The Pitbull and The Cobra.
The Pitbull is a term used to describe abusers with a gradually increasing temper. They are described in this article as pitbulls because they grow more aggressive until they finally attack. Pitbulls seem to have unrelenting contempt for women, yet they are dependent on them. Everything the victim does is seen as wrong because it is never enough for the abuser. An example of this is a couple, Dom and Martha, from the study conducted by Jacobson and Gottman. No matter what Martha did to please Dom, including taking their car to be fixed, it wasn’t good enough for him and he often faulted her and called her stupid etc to undermine her. Control and manipulation is important to these types of people because they feel as if they will be abandoned if they do not keep vigilance on their partners. A particularly cruel type of control used is called ‘gaslighting’ and involves a systematic denial of the victims experience of reality. In simpler terms, the abuser tells the victim that everything they do or think is wrong. An example of gaslighting is when the abuser physically injured the victim and later denies it, or tells the victim they are ‘only doing what’s best for the victim’ or that the victim is making the abuser feel a certain (bad) way through their actions or words. This technique can be so effective that when combined with other methods of isolation the victim will start to doubt their own sanity. This is the ultimate form of control – control of the victims mind. These types of people have been found to constitute around 80% of the sample group of abusers.
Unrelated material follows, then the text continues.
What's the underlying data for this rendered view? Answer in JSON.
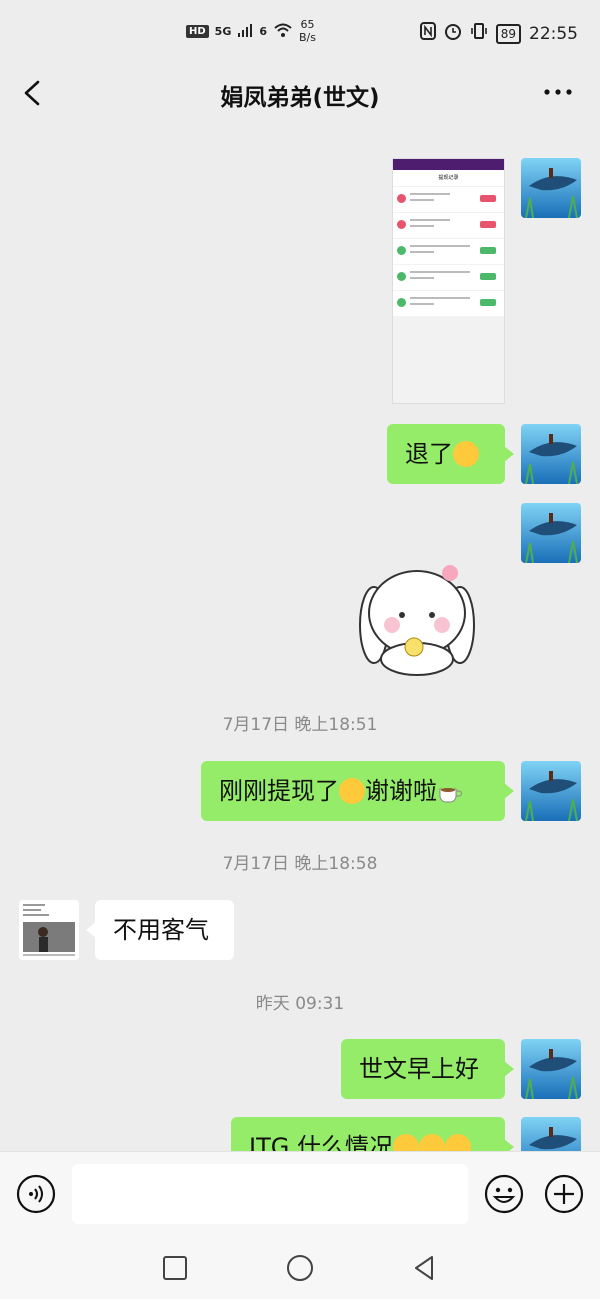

The name of the term comes from the film Gaslight (1944) directed by George Cukor. In the film the male character Gregory Anton (played by Charles Boyer) convinces partner Paula Alquist (played by Ingrid Bergman) that she is going insane. The trailer shows examples of this through different scenes.
The first scene is a wide shot and shows the couple, Gregory and Paula in a room in their house. Paula is reading a letter from her deceased aunt and mentions that it is from a man called Sergius Bauer, who is in fact Gregory which is unknown to her. He is also her aunts murderer. The same shot type is used when Paula says the name of the sender, Gregory becomes angry and snatches the letter from her and demands she give it to him.
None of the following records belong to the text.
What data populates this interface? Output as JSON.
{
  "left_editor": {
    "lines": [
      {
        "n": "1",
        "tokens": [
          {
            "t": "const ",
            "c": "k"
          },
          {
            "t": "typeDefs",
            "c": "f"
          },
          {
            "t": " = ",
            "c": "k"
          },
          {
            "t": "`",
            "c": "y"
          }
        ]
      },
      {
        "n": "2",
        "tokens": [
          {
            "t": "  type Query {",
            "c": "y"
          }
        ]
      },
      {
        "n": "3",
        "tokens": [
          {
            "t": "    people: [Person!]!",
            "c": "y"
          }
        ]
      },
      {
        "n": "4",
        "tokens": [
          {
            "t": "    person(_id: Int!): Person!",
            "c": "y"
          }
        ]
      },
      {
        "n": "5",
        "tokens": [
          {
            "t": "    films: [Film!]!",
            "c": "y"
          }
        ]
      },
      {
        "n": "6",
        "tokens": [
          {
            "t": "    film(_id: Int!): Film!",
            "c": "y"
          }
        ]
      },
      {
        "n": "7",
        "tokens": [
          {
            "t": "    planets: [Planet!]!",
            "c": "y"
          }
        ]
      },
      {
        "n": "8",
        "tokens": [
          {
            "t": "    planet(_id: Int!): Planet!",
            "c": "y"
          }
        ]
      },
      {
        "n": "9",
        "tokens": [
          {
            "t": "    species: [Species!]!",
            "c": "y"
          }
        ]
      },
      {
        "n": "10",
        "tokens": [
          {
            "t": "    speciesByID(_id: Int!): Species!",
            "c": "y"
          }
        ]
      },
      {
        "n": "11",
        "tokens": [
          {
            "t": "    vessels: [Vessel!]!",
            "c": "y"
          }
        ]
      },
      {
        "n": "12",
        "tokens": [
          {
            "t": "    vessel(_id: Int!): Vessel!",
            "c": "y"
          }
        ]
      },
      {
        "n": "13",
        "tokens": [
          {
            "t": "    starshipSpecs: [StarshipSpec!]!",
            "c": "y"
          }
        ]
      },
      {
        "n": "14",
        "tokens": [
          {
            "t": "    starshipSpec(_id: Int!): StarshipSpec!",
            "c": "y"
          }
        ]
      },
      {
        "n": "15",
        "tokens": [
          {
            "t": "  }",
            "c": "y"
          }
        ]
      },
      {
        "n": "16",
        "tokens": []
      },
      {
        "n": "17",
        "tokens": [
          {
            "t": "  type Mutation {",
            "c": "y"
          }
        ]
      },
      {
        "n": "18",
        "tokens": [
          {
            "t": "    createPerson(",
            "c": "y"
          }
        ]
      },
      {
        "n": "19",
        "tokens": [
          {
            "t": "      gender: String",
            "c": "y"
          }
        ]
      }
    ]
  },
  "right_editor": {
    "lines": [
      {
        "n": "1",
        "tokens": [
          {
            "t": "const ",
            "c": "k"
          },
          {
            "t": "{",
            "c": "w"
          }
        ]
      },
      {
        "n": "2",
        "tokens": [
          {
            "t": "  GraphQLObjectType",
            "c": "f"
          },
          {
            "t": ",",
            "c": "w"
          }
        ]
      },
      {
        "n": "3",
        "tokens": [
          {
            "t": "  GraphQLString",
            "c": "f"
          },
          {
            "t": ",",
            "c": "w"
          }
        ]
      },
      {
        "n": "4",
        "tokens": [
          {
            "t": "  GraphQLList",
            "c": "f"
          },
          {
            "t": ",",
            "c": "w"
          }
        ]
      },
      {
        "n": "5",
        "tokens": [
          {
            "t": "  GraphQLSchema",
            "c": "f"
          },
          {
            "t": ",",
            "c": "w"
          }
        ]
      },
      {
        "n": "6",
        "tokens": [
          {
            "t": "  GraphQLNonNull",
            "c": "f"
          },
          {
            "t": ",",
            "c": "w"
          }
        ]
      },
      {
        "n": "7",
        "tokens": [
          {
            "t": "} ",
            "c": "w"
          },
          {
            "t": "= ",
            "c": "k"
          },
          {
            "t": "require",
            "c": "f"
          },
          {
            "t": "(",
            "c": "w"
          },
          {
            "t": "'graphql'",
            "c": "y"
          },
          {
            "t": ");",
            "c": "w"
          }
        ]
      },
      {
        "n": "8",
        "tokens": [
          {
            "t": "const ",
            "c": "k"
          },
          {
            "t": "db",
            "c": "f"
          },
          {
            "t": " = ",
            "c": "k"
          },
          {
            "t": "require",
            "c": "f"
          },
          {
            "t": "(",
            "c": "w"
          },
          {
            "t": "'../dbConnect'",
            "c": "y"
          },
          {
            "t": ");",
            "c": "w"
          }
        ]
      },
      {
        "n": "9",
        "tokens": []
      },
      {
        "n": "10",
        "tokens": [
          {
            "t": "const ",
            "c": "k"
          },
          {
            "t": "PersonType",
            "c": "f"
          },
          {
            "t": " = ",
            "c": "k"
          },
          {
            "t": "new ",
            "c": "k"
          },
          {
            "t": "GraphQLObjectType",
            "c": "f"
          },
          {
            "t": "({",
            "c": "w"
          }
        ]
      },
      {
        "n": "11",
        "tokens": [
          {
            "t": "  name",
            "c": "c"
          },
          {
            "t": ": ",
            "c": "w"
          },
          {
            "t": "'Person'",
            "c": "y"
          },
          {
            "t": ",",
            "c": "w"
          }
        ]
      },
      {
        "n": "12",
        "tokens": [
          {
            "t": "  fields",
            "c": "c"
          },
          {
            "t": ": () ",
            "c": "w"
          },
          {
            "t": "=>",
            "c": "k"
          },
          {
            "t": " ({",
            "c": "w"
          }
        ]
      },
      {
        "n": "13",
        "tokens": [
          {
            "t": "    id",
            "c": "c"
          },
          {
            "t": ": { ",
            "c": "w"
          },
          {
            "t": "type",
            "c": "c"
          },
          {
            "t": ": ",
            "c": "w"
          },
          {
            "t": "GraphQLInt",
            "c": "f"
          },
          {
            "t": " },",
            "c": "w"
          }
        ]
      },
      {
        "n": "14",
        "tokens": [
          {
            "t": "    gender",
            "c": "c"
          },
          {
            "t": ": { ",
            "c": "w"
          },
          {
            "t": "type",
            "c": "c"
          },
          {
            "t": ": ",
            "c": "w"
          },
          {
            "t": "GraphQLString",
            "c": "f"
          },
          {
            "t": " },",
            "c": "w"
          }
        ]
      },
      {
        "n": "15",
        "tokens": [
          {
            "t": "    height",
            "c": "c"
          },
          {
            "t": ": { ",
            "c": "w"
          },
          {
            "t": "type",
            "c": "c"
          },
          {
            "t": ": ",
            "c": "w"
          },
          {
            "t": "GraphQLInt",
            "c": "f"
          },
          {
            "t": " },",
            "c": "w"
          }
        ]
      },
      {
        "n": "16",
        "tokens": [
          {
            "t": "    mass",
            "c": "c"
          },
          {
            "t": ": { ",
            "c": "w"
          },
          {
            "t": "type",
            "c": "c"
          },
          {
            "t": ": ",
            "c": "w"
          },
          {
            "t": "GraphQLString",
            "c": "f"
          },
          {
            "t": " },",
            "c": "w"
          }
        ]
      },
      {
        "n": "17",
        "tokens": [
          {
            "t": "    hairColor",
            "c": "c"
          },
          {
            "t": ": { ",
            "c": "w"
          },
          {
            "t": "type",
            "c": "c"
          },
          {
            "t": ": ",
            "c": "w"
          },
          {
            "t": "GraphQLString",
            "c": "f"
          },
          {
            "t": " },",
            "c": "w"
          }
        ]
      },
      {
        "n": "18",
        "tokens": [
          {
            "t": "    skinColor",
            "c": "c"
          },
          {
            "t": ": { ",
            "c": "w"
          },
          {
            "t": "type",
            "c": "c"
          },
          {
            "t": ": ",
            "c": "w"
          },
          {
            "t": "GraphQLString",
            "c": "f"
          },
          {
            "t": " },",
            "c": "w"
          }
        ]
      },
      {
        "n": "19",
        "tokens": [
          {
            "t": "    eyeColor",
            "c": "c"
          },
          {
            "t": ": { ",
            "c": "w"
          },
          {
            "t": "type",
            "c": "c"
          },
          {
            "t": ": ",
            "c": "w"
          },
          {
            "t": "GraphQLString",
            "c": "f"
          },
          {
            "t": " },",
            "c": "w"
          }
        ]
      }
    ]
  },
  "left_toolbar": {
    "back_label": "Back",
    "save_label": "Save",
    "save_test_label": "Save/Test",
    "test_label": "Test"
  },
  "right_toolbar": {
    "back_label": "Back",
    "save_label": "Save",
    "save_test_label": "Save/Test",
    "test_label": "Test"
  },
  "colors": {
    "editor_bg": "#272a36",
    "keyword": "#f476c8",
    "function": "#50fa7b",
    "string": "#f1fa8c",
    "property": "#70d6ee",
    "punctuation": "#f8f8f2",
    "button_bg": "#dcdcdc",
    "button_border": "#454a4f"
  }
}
The next scene is a two shot of Paula and Gregory talking about Paula’s concerns that she is going mad, Gregory speaks to her in a calm, controlled voice and says “you’re not going out of your mind, you’re slowly and systematically being driven out of your mind” to which she replies “why? why!”
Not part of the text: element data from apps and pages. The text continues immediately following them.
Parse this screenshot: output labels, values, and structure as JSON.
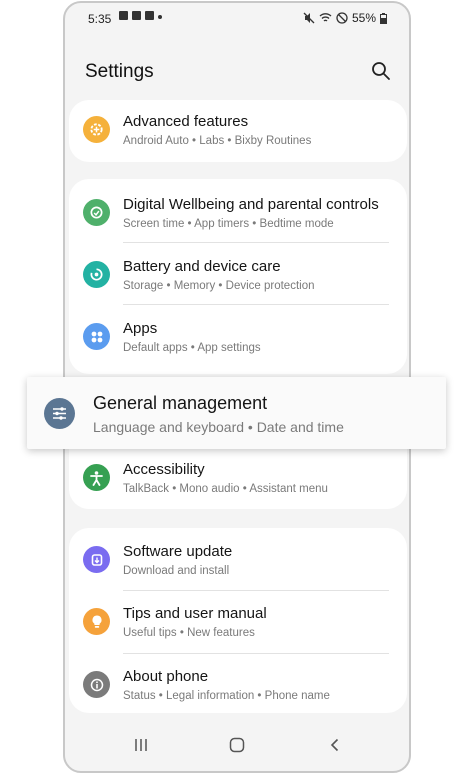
{
  "status_bar": {
    "time": "5:35",
    "battery": "55%"
  },
  "header": {
    "title": "Settings"
  },
  "items": [
    {
      "title": "Advanced features",
      "subtitle": "Android Auto  •  Labs  •  Bixby Routines",
      "icon": "gear-plus-icon",
      "color": "#f5b13b"
    },
    {
      "title": "Digital Wellbeing and parental controls",
      "subtitle": "Screen time  •  App timers  •  Bedtime mode",
      "icon": "wellbeing-icon",
      "color": "#4fb06b"
    },
    {
      "title": "Battery and device care",
      "subtitle": "Storage  •  Memory  •  Device protection",
      "icon": "device-care-icon",
      "color": "#23b2a3"
    },
    {
      "title": "Apps",
      "subtitle": "Default apps  •  App settings",
      "icon": "apps-grid-icon",
      "color": "#5b9cef"
    },
    {
      "title": "Accessibility",
      "subtitle": "TalkBack  •  Mono audio  •  Assistant menu",
      "icon": "accessibility-icon",
      "color": "#36a052"
    },
    {
      "title": "Software update",
      "subtitle": "Download and install",
      "icon": "software-update-icon",
      "color": "#7a6cf0"
    },
    {
      "title": "Tips and user manual",
      "subtitle": "Useful tips  •  New features",
      "icon": "lightbulb-icon",
      "color": "#f5a23b"
    },
    {
      "title": "About phone",
      "subtitle": "Status  •  Legal information  •  Phone name",
      "icon": "info-icon",
      "color": "#7b7b7b"
    }
  ],
  "highlight": {
    "title": "General management",
    "subtitle": "Language and keyboard  •  Date and time",
    "icon": "sliders-icon",
    "color": "#5b7693"
  }
}
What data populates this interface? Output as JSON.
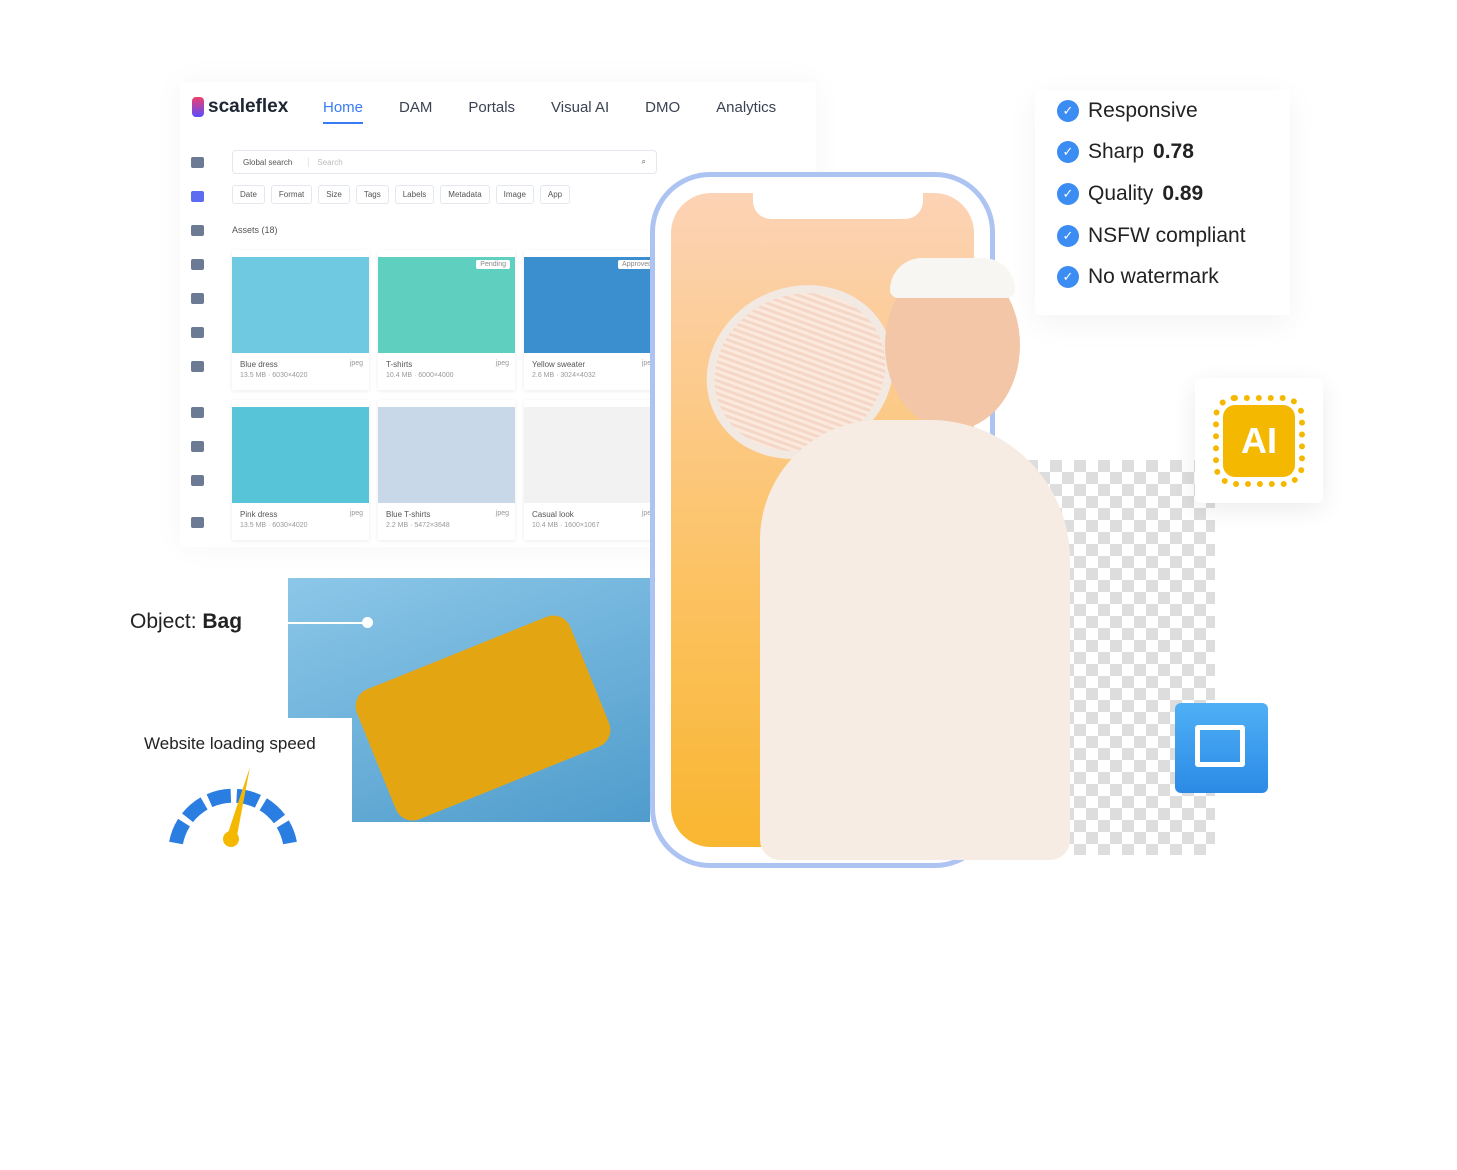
{
  "app": {
    "brand": "scaleflex",
    "nav": [
      "Home",
      "DAM",
      "Portals",
      "Visual AI",
      "DMO",
      "Analytics"
    ],
    "active_nav": "Home",
    "search": {
      "scope": "Global search",
      "placeholder": "Search"
    },
    "filters": [
      "Date",
      "Format",
      "Size",
      "Tags",
      "Labels",
      "Metadata",
      "Image",
      "App"
    ],
    "assets_label": "Assets (18)",
    "cards": [
      {
        "title": "Blue dress",
        "format": "jpeg",
        "meta": "13.5 MB · 6030×4020",
        "badge": ""
      },
      {
        "title": "T-shirts",
        "format": "jpeg",
        "meta": "10.4 MB · 6000×4000",
        "badge": "Pending"
      },
      {
        "title": "Yellow sweater",
        "format": "jpeg",
        "meta": "2.6 MB · 3024×4032",
        "badge": "Approved"
      },
      {
        "title": "Pink dress",
        "format": "jpeg",
        "meta": "13.5 MB · 6030×4020",
        "badge": ""
      },
      {
        "title": "Blue T-shirts",
        "format": "jpeg",
        "meta": "2.2 MB · 5472×3648",
        "badge": ""
      },
      {
        "title": "Casual look",
        "format": "jpeg",
        "meta": "10.4 MB · 1600×1067",
        "badge": ""
      }
    ]
  },
  "checks": [
    "Responsive",
    "Sharp",
    "Quality",
    "NSFW compliant",
    "No watermark"
  ],
  "check_values": [
    "",
    "0.78",
    "0.89",
    "",
    ""
  ],
  "object": {
    "label": "Object: ",
    "value": "Bag"
  },
  "speed": {
    "label": "Website loading speed"
  },
  "ai_label": "AI",
  "colors": {
    "accent": "#3a7bf5",
    "check": "#3b8cf3",
    "ai": "#f5b800"
  }
}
The end of the trailer, which is the end scene of the film, shows a two shot of Gregory tied up whilst Paula is pacing and ranting. She talks about how she is mad and because of this she cannot help Gregory anymore.
The Cobra is a term for the second category of abusers, those who turn to physical violence immediately. They are called this because of how fast they strike. An example of a cobra from the sample group is George, who is married to Vicky. He would often threaten to kill her and his first reaction to anger was always violence. The experiment conducted found that 20% of the sample group were cobras.
The difference between cobras and pitbulls is that cobras are often more emotionally aggressive towards their victims at the start of an argument. Another difference the study discovered is that cobras often comes from bad backgrounds with chaotic childhoods, influencing their personalities and decisions later on in life. If I were to use one of these terms to describe the abusive character in my film I would use ‘the pitbull’ as the physical abuse will start small and then escalate and emotional abuse is also a big part of my film.
-  Jacobson, N. (1998). Anatomy of a Violent Relationship. Available: https://www.psychologytoday.com/articles/199803/anatomy-violent-relationship. Last accessed: 7th Mar 2017
-  Gaslight (1944). Directed by George Cukor. [film] United States: Metro-Goldwyn-Mayer
-  Warner Bros. (2014). Gaslight – Trailer. Available at: http://youtu.be/yyEtKpplmjQ Last Accessed: 7th Mar 2017